[Dataset rows for apps and sites]
Start of Block

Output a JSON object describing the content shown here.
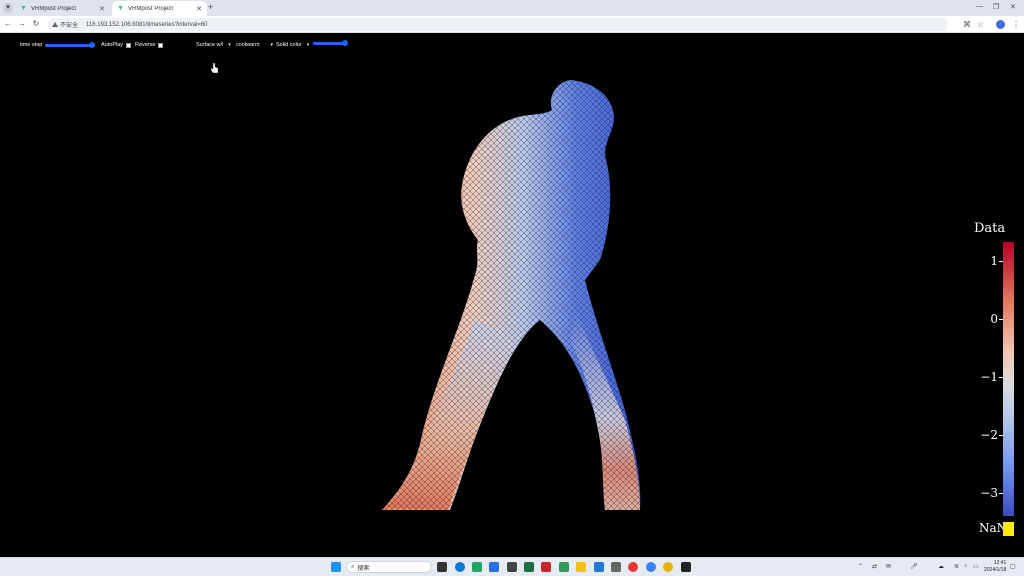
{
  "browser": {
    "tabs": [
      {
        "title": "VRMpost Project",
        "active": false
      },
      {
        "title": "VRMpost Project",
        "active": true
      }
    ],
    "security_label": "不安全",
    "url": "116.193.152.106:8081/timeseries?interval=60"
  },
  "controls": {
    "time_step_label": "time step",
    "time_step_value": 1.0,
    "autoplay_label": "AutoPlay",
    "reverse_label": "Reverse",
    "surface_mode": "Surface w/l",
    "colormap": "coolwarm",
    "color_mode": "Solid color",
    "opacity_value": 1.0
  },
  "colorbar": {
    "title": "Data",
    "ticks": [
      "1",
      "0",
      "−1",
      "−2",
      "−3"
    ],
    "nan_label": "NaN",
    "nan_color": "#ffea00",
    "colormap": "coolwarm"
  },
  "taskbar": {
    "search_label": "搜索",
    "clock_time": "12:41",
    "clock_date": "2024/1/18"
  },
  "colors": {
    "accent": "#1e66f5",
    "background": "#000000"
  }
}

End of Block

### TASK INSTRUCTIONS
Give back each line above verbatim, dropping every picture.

### RESPONSE TO THE EXERCISE
Output a JSON object describing the content shown here.
{
  "browser": {
    "tabs": [
      {
        "title": "VRMpost Project",
        "active": false
      },
      {
        "title": "VRMpost Project",
        "active": true
      }
    ],
    "security_label": "不安全",
    "url": "116.193.152.106:8081/timeseries?interval=60"
  },
  "controls": {
    "time_step_label": "time step",
    "time_step_value": 1.0,
    "autoplay_label": "AutoPlay",
    "reverse_label": "Reverse",
    "surface_mode": "Surface w/l",
    "colormap": "coolwarm",
    "color_mode": "Solid color",
    "opacity_value": 1.0
  },
  "colorbar": {
    "title": "Data",
    "ticks": [
      "1",
      "0",
      "−1",
      "−2",
      "−3"
    ],
    "nan_label": "NaN",
    "nan_color": "#ffea00",
    "colormap": "coolwarm"
  },
  "taskbar": {
    "search_label": "搜索",
    "clock_time": "12:41",
    "clock_date": "2024/1/18"
  },
  "colors": {
    "accent": "#1e66f5",
    "background": "#000000"
  }
}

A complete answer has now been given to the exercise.